● What you should do
Print out each entry without alteration, and keep the pictures out.

● Supplied records
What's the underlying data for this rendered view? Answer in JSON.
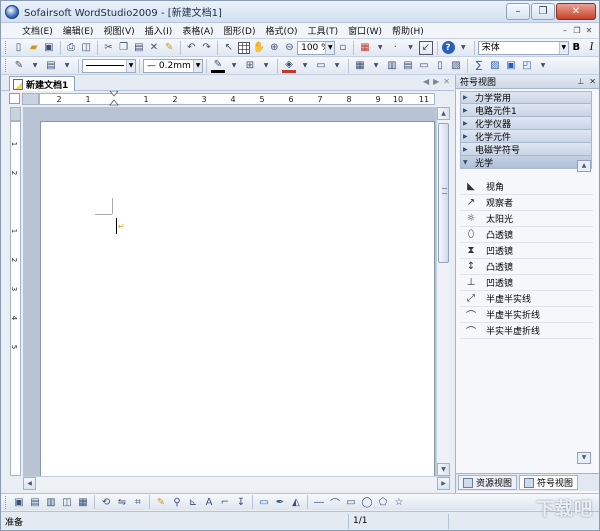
{
  "window": {
    "title": "Sofairsoft WordStudio2009 - [新建文档1]",
    "controls": {
      "minimize": "–",
      "restore": "❐",
      "close": "✕"
    }
  },
  "menubar": {
    "items": [
      "文档(E)",
      "编辑(E)",
      "视图(V)",
      "插入(I)",
      "表格(A)",
      "图形(D)",
      "格式(O)",
      "工具(T)",
      "窗口(W)",
      "帮助(H)"
    ]
  },
  "toolbar1": {
    "zoom": "100 %",
    "font": "宋体",
    "bold": "B",
    "italic": "I"
  },
  "toolbar2": {
    "line_width": "0.2mm"
  },
  "document": {
    "tab_label": "新建文档1",
    "ruler_labels": [
      "2",
      "1",
      "1",
      "2",
      "3",
      "4",
      "5",
      "6",
      "7",
      "8",
      "9",
      "10",
      "11"
    ],
    "vruler_labels": [
      "1",
      "2",
      "1",
      "2",
      "3",
      "4",
      "5"
    ]
  },
  "panel": {
    "title": "符号视图",
    "categories": [
      {
        "label": "力学常用",
        "open": false
      },
      {
        "label": "电路元件1",
        "open": false
      },
      {
        "label": "化学仪器",
        "open": false
      },
      {
        "label": "化学元件",
        "open": false
      },
      {
        "label": "电磁学符号",
        "open": false
      },
      {
        "label": "光学",
        "open": true
      }
    ],
    "symbols": [
      {
        "label": "视角",
        "icon": "eye-icon"
      },
      {
        "label": "观察者",
        "icon": "observer-icon"
      },
      {
        "label": "太阳光",
        "icon": "sun-icon"
      },
      {
        "label": "凸透镜",
        "icon": "convex-lens-icon"
      },
      {
        "label": "凹透镜",
        "icon": "concave-lens-icon"
      },
      {
        "label": "凸透镜",
        "icon": "convex-lens-symbol-icon"
      },
      {
        "label": "凹透镜",
        "icon": "concave-lens-symbol-icon"
      },
      {
        "label": "半虚半实线",
        "icon": "half-dashed-line-icon"
      },
      {
        "label": "半虚半实折线",
        "icon": "half-dashed-polyline-icon"
      },
      {
        "label": "半实半虚折线",
        "icon": "half-solid-polyline-icon"
      }
    ],
    "tabs": [
      "资源视图",
      "符号视图"
    ]
  },
  "statusbar": {
    "status": "准备",
    "page": "1/1"
  },
  "watermark": "下载吧",
  "colors": {
    "accent": "#2a5fb8",
    "panel_header": "#cdd8e7",
    "canvas_bg": "#b8c4d4"
  }
}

● Response to the task
What's the underlying data for this rendered view? Answer in JSON.
{
  "window": {
    "title": "Sofairsoft WordStudio2009 - [新建文档1]",
    "controls": {
      "minimize": "–",
      "restore": "❐",
      "close": "✕"
    }
  },
  "menubar": {
    "items": [
      "文档(E)",
      "编辑(E)",
      "视图(V)",
      "插入(I)",
      "表格(A)",
      "图形(D)",
      "格式(O)",
      "工具(T)",
      "窗口(W)",
      "帮助(H)"
    ]
  },
  "toolbar1": {
    "zoom": "100 %",
    "font": "宋体",
    "bold": "B",
    "italic": "I"
  },
  "toolbar2": {
    "line_width": "0.2mm"
  },
  "document": {
    "tab_label": "新建文档1",
    "ruler_labels": [
      "2",
      "1",
      "1",
      "2",
      "3",
      "4",
      "5",
      "6",
      "7",
      "8",
      "9",
      "10",
      "11"
    ],
    "vruler_labels": [
      "1",
      "2",
      "1",
      "2",
      "3",
      "4",
      "5"
    ]
  },
  "panel": {
    "title": "符号视图",
    "categories": [
      {
        "label": "力学常用",
        "open": false
      },
      {
        "label": "电路元件1",
        "open": false
      },
      {
        "label": "化学仪器",
        "open": false
      },
      {
        "label": "化学元件",
        "open": false
      },
      {
        "label": "电磁学符号",
        "open": false
      },
      {
        "label": "光学",
        "open": true
      }
    ],
    "symbols": [
      {
        "label": "视角",
        "icon": "eye-icon"
      },
      {
        "label": "观察者",
        "icon": "observer-icon"
      },
      {
        "label": "太阳光",
        "icon": "sun-icon"
      },
      {
        "label": "凸透镜",
        "icon": "convex-lens-icon"
      },
      {
        "label": "凹透镜",
        "icon": "concave-lens-icon"
      },
      {
        "label": "凸透镜",
        "icon": "convex-lens-symbol-icon"
      },
      {
        "label": "凹透镜",
        "icon": "concave-lens-symbol-icon"
      },
      {
        "label": "半虚半实线",
        "icon": "half-dashed-line-icon"
      },
      {
        "label": "半虚半实折线",
        "icon": "half-dashed-polyline-icon"
      },
      {
        "label": "半实半虚折线",
        "icon": "half-solid-polyline-icon"
      }
    ],
    "tabs": [
      "资源视图",
      "符号视图"
    ]
  },
  "statusbar": {
    "status": "准备",
    "page": "1/1"
  },
  "watermark": "下载吧",
  "colors": {
    "accent": "#2a5fb8",
    "panel_header": "#cdd8e7",
    "canvas_bg": "#b8c4d4"
  }
}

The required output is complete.